**WHAT YOU HAVE TO DO**
Exact copies of all the lines below are needed, without the pictures.

Segment Open

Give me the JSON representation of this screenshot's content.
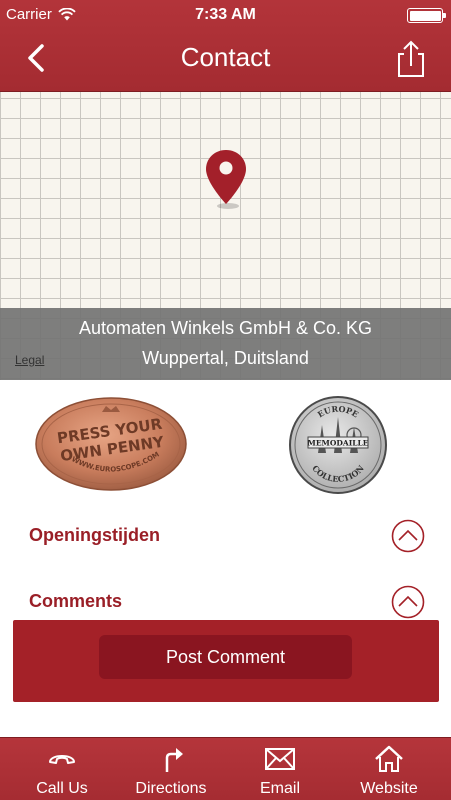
{
  "status_bar": {
    "carrier": "Carrier",
    "time": "7:33 AM"
  },
  "nav": {
    "title": "Contact",
    "back_icon": "chevron-left-icon",
    "share_icon": "share-icon"
  },
  "map": {
    "address_line1": "Automaten Winkels GmbH & Co. KG",
    "address_line2": "Wuppertal, Duitsland",
    "legal": "Legal"
  },
  "logos": {
    "penny": {
      "line1": "PRESS YOUR",
      "line2": "OWN PENNY",
      "arc": "WWW.EUROSCOPE.COM"
    },
    "memodaille": {
      "top": "EUROPE",
      "banner": "MEMODAILLE",
      "bottom": "COLLECTION"
    }
  },
  "sections": [
    {
      "label": "Openingstijden"
    },
    {
      "label": "Comments"
    }
  ],
  "comments": {
    "post_label": "Post Comment"
  },
  "tabbar": {
    "items": [
      {
        "label": "Call Us",
        "icon": "phone-icon"
      },
      {
        "label": "Directions",
        "icon": "directions-icon"
      },
      {
        "label": "Email",
        "icon": "envelope-icon"
      },
      {
        "label": "Website",
        "icon": "home-icon"
      }
    ]
  },
  "colors": {
    "brand": "#a42b31",
    "accent_text": "#9a1f27",
    "button": "#8a1520"
  }
}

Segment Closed

**RESULT FOR THIS TASK**
Give me the JSON representation of this screenshot's content.
{
  "status_bar": {
    "carrier": "Carrier",
    "time": "7:33 AM"
  },
  "nav": {
    "title": "Contact",
    "back_icon": "chevron-left-icon",
    "share_icon": "share-icon"
  },
  "map": {
    "address_line1": "Automaten Winkels GmbH & Co. KG",
    "address_line2": "Wuppertal, Duitsland",
    "legal": "Legal"
  },
  "logos": {
    "penny": {
      "line1": "PRESS YOUR",
      "line2": "OWN PENNY",
      "arc": "WWW.EUROSCOPE.COM"
    },
    "memodaille": {
      "top": "EUROPE",
      "banner": "MEMODAILLE",
      "bottom": "COLLECTION"
    }
  },
  "sections": [
    {
      "label": "Openingstijden"
    },
    {
      "label": "Comments"
    }
  ],
  "comments": {
    "post_label": "Post Comment"
  },
  "tabbar": {
    "items": [
      {
        "label": "Call Us",
        "icon": "phone-icon"
      },
      {
        "label": "Directions",
        "icon": "directions-icon"
      },
      {
        "label": "Email",
        "icon": "envelope-icon"
      },
      {
        "label": "Website",
        "icon": "home-icon"
      }
    ]
  },
  "colors": {
    "brand": "#a42b31",
    "accent_text": "#9a1f27",
    "button": "#8a1520"
  }
}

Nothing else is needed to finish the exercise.